In honor of National Library Workers Day (April 14, 2015), I’m sharing a book I love not only for it’s story and illustrations, but for it’s introduction to historical fiction. That Book Woman (Henson/Small, 2008) tells the story of a poor rural family during the Great Depression.
Cal resents his sister Lark’s love of books until one long cold winter when he learns to read at her side. The inspiration for his change of heart is a courageous and dedicated “Pack Horse Librarian” who will stop at nothing to bring books to the family’s far off home. That book woman never accepts anything in return for the books she brings and challenges Cal’s gender stereotypes as she rides off alone into a strong winter storm. In the end, Cal repays her with the best gift any teacher could hope for.
At the end of the book is an author’s note explaining the history of the Pack Horse Librarians of Appalachian Kentucky who served in F.D.R.’s Works Progress Administration. I never knew about this program before reading this book. I tear up every time we read it recognizing that these librarians were some of the most dedicated educators our nation has ever known.

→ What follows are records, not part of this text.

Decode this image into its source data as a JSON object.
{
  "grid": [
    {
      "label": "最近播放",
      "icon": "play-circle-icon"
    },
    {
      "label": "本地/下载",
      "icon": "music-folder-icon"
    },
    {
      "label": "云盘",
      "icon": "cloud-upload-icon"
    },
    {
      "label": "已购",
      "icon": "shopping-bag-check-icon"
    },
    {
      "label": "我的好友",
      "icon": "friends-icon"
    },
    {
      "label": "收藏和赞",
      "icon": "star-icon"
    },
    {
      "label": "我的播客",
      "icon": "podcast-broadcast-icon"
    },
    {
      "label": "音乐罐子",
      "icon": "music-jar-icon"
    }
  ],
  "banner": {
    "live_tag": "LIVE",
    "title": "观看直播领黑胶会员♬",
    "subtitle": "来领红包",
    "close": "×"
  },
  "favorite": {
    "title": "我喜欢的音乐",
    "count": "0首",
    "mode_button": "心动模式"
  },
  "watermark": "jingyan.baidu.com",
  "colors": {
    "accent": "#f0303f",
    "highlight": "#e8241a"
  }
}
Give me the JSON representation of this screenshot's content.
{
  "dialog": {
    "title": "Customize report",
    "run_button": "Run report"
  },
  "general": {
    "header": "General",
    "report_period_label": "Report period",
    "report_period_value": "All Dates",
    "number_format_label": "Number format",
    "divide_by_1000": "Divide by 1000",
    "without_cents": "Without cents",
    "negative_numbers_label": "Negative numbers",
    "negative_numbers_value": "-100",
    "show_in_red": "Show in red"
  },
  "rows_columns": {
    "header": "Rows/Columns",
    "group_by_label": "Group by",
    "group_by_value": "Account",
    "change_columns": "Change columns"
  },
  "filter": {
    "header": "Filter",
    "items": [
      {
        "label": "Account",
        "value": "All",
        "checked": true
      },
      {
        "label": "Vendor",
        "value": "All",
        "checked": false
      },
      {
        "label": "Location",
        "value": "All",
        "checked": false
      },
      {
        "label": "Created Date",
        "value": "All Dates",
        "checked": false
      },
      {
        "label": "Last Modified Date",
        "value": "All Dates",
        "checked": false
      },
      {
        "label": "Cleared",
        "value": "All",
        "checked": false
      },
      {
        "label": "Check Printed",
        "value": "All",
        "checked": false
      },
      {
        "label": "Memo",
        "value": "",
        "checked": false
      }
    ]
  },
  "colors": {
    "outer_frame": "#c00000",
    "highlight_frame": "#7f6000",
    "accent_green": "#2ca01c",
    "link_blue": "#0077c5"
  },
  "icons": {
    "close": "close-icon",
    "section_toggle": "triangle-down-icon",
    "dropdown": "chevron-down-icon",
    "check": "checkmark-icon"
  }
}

While I don’t usually link to video readings of the books I review, I am today (here you go!), so you can all hear the story and take a moment to celebrate the librarians in your lives!